“I am not a fan of politics,” wrote Chris Kyle, the 38-year-old former Navy SEAL sniper who was shot and killed with a friend at a Texas firing range on Saturday. Yet, in his best-selling memoir “American Sniper: The Autobiography of the Most Lethal Sniper in U.S. Military History” — originally published last year and currently experiencing a sales bump in the aftermath of Kyle’s death — the commando also wrote “I like war.” The problem, as Kyle would have known if he’d read his Carl von Clausewitz, is that the two aren’t separable; war, as Clauswitz wrote, is the continuation of politics by other means.

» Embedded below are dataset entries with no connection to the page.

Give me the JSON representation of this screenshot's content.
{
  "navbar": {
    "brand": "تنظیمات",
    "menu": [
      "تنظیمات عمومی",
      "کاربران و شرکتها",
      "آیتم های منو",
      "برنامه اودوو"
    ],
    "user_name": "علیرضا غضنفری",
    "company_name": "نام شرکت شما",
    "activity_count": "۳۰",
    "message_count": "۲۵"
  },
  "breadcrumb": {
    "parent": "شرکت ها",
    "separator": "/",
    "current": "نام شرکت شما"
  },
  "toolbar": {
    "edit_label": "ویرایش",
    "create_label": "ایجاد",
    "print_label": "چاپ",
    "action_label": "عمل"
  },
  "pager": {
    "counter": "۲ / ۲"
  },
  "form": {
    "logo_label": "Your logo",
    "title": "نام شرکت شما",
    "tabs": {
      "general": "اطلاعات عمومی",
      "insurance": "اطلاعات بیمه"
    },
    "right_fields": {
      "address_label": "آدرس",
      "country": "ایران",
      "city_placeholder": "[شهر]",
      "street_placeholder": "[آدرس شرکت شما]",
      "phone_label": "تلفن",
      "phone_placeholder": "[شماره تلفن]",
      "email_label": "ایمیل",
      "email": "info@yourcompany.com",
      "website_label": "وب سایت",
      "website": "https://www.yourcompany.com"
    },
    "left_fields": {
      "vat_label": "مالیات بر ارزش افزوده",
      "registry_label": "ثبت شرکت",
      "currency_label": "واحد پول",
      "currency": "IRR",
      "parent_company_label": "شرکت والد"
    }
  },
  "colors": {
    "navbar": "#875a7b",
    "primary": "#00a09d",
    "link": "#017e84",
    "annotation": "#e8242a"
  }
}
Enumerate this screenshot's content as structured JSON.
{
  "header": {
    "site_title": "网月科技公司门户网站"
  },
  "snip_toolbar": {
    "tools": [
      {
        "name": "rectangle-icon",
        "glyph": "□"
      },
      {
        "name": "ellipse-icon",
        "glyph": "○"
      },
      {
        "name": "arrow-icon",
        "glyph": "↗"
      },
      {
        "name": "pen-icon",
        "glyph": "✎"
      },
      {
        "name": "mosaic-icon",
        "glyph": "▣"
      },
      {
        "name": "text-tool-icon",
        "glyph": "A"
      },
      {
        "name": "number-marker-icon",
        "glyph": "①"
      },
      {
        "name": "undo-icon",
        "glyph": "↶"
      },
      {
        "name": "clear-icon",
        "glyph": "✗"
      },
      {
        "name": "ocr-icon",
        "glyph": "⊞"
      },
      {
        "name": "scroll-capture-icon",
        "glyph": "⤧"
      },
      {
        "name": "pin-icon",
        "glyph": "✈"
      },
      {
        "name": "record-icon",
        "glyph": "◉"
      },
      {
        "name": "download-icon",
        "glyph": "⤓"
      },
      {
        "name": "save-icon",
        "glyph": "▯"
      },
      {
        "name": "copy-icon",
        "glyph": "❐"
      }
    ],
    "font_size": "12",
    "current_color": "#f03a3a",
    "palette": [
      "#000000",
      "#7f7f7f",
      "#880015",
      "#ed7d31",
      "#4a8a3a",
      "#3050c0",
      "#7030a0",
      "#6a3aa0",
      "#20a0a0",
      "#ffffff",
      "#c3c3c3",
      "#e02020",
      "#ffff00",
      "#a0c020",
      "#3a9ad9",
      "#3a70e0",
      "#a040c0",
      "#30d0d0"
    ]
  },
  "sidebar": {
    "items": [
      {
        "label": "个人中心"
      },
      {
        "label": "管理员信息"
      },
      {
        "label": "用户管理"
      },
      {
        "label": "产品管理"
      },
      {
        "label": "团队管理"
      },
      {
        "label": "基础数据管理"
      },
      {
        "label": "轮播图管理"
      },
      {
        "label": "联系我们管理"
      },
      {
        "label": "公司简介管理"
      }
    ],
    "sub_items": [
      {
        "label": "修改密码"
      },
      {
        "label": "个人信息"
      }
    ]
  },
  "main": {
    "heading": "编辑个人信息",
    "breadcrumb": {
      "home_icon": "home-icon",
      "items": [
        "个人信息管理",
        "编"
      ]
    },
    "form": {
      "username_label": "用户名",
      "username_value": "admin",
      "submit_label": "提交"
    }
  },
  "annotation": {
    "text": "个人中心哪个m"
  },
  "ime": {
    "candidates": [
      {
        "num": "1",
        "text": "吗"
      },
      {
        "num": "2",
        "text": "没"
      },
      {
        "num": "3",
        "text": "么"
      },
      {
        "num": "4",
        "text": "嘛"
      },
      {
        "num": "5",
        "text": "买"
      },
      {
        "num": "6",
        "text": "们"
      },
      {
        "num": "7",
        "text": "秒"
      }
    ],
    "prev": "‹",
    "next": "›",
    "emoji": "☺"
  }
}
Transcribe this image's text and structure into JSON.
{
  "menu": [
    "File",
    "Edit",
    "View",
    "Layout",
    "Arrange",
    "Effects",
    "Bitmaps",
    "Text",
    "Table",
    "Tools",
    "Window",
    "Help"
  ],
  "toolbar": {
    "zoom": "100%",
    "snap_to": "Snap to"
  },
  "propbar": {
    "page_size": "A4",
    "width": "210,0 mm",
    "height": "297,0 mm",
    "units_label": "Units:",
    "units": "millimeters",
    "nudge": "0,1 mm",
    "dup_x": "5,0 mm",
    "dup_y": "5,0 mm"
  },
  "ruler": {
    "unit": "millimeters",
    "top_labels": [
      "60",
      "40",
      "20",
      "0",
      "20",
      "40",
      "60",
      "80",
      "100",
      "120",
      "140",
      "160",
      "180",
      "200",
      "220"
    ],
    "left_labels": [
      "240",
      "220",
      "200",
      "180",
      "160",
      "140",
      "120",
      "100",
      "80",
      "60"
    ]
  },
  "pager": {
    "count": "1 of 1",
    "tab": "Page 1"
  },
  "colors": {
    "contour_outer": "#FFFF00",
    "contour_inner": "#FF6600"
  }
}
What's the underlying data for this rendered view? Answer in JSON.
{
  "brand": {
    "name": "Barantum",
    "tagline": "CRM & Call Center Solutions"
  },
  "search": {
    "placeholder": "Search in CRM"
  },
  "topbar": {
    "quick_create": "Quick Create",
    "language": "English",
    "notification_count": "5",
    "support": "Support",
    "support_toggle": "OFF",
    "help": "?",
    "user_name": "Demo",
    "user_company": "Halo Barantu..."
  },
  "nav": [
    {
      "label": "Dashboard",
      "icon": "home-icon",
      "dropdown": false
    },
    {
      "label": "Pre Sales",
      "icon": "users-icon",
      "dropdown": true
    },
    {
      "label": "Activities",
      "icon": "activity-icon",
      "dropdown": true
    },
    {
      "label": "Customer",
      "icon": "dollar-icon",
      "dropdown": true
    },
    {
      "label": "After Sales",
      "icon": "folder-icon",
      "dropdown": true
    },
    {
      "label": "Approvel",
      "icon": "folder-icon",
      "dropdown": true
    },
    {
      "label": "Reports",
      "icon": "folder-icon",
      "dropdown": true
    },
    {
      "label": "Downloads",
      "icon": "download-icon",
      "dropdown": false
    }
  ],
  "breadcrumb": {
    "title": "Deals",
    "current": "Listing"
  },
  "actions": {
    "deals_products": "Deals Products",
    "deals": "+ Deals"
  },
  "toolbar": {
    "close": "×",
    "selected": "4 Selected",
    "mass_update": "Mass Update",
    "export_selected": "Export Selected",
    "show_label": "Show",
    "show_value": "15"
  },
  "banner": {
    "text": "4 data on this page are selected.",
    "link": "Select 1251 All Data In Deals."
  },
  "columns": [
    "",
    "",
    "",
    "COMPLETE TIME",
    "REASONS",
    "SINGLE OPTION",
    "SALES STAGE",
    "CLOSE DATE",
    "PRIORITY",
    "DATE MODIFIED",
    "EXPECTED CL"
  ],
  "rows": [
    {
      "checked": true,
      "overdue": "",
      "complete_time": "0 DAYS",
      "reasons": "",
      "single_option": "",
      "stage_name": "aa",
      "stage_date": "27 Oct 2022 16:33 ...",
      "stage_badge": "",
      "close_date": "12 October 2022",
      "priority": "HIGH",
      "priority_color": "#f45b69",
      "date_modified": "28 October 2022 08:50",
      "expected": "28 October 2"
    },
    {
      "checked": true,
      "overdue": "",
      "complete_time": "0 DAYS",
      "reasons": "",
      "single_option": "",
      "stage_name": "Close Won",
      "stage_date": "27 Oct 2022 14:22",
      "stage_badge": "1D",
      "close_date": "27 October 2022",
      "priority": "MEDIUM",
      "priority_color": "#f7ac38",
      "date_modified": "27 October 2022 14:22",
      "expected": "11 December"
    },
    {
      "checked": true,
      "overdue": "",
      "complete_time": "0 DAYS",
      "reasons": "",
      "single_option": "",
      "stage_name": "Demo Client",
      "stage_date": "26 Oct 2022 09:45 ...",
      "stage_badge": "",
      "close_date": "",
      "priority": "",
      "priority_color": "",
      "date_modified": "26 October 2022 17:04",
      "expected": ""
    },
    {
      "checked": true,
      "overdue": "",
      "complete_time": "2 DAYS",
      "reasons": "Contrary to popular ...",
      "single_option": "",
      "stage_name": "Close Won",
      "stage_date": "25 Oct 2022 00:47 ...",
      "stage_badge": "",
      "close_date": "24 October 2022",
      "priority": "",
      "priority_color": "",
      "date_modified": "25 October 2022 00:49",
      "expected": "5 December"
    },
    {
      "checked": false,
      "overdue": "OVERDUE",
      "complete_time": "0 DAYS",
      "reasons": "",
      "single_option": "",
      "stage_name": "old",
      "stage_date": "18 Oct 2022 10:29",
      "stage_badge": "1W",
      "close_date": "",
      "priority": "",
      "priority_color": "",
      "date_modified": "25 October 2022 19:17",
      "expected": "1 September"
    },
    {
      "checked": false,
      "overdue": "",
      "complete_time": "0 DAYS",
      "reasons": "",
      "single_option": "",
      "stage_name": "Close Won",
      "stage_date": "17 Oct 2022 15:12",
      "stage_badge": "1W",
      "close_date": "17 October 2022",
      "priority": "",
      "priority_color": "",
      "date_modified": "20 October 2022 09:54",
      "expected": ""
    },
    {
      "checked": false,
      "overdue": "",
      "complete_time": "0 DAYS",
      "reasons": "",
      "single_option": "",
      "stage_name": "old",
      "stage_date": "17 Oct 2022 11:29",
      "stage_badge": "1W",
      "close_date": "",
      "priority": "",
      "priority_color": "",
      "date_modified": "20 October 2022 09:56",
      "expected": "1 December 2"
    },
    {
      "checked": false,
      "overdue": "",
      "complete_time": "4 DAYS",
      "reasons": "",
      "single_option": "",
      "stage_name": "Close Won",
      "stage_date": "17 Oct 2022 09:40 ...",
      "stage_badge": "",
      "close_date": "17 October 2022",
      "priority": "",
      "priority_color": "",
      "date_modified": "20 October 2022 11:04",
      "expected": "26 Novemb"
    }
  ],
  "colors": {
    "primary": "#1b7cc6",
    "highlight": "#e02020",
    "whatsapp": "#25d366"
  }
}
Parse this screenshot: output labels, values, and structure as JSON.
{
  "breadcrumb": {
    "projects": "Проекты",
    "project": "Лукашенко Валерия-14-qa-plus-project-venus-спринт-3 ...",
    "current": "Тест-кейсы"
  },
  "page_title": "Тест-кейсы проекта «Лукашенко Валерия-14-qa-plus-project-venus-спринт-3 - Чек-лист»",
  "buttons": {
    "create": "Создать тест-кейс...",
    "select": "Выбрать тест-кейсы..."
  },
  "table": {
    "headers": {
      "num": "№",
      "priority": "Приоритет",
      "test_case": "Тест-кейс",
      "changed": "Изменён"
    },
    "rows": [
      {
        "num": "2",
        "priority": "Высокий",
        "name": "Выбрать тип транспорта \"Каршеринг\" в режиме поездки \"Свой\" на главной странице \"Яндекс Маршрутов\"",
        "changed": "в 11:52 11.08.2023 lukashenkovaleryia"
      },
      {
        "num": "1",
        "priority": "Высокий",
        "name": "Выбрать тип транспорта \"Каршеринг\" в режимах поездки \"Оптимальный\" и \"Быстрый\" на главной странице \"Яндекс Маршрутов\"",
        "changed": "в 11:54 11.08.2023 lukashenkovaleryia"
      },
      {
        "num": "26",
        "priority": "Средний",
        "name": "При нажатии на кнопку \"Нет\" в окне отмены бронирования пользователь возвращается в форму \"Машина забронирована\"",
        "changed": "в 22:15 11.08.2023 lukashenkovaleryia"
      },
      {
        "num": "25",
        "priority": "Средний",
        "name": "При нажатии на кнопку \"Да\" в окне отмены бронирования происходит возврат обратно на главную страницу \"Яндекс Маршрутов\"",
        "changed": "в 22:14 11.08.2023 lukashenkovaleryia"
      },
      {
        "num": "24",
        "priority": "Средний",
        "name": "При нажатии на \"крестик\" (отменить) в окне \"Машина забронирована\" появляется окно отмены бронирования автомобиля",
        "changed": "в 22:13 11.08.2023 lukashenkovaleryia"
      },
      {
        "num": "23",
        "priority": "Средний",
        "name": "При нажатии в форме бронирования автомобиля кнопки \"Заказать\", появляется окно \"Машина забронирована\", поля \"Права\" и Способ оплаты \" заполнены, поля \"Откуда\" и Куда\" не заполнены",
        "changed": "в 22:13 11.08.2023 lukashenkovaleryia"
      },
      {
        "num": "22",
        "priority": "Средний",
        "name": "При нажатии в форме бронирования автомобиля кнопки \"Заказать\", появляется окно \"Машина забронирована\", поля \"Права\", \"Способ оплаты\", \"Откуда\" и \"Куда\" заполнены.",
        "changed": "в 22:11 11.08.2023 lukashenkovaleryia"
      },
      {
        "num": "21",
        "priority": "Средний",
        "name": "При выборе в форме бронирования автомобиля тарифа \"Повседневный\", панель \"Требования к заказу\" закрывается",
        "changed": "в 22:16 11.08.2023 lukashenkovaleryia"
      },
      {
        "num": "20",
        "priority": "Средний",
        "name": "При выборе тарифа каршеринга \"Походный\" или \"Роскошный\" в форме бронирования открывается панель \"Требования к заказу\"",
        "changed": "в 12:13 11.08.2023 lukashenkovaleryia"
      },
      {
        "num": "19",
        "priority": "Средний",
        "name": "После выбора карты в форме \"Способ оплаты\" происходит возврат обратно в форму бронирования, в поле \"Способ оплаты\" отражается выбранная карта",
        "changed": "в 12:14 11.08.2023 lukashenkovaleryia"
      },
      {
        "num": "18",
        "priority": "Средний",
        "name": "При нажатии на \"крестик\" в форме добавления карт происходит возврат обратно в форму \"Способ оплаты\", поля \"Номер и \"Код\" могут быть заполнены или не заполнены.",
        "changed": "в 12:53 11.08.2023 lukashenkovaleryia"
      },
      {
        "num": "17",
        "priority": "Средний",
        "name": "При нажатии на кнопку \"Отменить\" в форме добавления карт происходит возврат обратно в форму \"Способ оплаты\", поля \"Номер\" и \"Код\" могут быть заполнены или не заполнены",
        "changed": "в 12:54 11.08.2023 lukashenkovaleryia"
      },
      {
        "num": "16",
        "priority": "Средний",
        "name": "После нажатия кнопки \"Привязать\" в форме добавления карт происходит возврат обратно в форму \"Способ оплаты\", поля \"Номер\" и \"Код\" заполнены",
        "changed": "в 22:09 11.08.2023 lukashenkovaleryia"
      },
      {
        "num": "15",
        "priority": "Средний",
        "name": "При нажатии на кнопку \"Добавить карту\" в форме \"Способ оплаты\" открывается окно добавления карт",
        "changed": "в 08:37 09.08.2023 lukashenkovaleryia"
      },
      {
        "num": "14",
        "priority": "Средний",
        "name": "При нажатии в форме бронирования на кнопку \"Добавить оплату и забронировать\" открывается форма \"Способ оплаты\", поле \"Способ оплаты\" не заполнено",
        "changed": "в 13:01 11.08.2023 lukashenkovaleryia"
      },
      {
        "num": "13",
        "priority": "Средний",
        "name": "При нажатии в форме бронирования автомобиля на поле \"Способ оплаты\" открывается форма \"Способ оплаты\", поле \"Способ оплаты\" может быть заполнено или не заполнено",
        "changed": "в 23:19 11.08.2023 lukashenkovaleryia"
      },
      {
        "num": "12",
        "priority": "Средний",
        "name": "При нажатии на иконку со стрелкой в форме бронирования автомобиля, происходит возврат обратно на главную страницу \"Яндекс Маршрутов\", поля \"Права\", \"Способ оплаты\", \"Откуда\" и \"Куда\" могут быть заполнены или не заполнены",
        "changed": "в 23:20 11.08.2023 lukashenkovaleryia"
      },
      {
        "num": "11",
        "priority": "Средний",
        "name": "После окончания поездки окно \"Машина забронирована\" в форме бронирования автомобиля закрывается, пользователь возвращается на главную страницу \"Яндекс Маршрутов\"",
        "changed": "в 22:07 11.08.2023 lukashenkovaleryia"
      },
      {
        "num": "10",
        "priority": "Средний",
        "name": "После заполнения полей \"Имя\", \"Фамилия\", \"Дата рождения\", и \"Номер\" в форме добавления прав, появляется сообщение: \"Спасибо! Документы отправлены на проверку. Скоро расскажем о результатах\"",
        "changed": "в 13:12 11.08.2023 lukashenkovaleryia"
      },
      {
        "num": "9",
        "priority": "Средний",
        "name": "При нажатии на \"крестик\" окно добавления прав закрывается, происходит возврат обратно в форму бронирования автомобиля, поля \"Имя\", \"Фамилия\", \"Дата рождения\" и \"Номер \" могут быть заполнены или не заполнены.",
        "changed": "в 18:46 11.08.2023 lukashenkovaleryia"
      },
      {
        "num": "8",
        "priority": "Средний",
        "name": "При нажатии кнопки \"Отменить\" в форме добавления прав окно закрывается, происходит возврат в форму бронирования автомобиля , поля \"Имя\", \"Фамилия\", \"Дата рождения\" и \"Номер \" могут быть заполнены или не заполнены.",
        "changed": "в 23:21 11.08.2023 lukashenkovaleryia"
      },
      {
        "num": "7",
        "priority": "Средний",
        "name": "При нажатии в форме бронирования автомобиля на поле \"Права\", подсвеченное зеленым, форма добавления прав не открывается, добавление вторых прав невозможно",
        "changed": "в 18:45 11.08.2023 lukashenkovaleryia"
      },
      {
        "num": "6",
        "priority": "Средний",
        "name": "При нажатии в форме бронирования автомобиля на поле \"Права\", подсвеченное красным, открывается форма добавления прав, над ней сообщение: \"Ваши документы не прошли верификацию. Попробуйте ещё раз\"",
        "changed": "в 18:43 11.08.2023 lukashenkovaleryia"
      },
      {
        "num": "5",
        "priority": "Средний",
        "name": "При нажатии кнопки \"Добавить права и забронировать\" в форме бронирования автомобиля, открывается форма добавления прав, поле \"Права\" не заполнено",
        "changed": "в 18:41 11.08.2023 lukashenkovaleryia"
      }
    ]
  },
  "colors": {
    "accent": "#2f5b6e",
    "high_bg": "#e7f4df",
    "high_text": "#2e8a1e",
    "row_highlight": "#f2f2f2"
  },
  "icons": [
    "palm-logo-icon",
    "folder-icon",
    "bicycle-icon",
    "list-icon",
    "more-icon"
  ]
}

Chances are, though, that Kyle never heard of Clausewitz; certainly there’s nothing in “American Sniper” to suggest that he ever thought very deeply about his service, or wanted to. The red-blooded superficiality of his memoir is surely the quality that made it appealing to so many readers. Well, that and Kyle’s proficiency at his chosen speciality: He boasted of having killed over 250 people during his four deployments as a sniper in Iraq. While Kyle’s physical courage and fidelity to his fellow servicemen were unquestionable, his steadfast imperviousness to any nuance, subtlety or ambiguity, and his lack of imagination and curiosity, seem particularly notable in light of the circumstances of his death. They were also all-too-emblematic of the blustering, tragically misguided self-confidence of the George W. Bush years.